* [ACTION ITEM]:
Keep every line of the data below that has the string "JSON" and present those lines.

* [STUDY MATERIAL]:
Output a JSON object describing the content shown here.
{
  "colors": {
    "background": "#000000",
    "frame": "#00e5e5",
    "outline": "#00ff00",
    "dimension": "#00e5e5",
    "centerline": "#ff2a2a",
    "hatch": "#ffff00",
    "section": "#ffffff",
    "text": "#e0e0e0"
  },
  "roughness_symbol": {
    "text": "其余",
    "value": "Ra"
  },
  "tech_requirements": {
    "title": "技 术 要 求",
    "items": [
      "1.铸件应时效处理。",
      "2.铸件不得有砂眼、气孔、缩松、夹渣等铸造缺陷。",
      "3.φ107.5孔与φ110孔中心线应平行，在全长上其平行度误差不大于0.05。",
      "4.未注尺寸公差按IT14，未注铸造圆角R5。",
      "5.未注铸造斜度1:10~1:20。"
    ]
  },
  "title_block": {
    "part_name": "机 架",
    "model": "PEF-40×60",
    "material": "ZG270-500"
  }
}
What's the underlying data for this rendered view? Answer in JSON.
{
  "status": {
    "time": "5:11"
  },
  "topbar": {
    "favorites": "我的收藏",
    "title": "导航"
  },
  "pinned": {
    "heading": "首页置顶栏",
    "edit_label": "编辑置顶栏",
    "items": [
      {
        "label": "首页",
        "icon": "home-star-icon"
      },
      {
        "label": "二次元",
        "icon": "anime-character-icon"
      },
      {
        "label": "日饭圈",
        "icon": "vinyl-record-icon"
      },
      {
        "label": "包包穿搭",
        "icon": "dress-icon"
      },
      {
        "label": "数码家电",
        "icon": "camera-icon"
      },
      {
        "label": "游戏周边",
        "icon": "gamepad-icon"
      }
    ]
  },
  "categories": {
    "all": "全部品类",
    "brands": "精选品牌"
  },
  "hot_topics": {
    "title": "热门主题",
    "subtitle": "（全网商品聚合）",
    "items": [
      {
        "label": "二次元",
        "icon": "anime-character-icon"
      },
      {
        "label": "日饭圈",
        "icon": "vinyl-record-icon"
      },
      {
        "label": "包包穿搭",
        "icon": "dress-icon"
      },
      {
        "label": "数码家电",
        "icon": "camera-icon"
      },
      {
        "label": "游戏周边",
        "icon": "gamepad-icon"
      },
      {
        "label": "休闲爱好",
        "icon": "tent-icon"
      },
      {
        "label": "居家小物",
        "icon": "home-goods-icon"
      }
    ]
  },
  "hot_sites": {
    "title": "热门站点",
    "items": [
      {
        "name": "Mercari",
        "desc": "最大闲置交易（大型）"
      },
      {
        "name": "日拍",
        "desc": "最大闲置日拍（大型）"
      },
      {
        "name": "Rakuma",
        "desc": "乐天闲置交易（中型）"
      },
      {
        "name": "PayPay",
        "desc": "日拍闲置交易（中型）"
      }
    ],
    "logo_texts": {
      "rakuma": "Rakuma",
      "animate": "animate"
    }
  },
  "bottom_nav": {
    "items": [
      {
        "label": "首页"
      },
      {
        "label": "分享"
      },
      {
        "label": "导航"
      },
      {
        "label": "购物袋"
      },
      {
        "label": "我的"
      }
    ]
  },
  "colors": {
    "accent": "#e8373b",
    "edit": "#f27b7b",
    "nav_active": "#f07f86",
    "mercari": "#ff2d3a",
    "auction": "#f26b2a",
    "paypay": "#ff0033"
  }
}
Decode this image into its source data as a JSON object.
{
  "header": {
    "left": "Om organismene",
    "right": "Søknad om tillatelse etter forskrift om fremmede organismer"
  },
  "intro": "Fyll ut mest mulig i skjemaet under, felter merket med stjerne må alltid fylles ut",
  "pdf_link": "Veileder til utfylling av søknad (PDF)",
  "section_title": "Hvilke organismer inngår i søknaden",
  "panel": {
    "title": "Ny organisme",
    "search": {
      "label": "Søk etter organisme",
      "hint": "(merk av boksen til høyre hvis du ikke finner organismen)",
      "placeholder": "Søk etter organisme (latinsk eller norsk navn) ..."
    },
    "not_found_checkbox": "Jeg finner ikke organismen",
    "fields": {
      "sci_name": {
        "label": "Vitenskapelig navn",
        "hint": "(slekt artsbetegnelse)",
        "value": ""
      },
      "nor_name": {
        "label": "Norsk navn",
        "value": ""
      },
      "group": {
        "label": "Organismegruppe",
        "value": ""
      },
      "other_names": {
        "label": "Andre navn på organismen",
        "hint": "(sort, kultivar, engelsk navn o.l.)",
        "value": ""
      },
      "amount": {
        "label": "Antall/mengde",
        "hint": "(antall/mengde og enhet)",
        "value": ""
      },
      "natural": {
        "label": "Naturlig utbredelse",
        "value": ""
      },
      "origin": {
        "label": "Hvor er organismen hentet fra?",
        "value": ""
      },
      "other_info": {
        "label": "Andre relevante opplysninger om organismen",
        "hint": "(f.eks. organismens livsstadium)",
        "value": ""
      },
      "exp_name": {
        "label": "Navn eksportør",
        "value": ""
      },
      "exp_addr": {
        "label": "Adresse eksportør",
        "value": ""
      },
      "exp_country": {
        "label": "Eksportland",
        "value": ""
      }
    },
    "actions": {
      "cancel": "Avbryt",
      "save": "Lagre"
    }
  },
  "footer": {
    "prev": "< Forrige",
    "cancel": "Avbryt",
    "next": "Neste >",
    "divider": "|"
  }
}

* [FINAL ANSWER]:
Output a JSON object describing the content shown here.
What's the underlying data for this rendered view? Answer in JSON.
Decode this image into its source data as a JSON object.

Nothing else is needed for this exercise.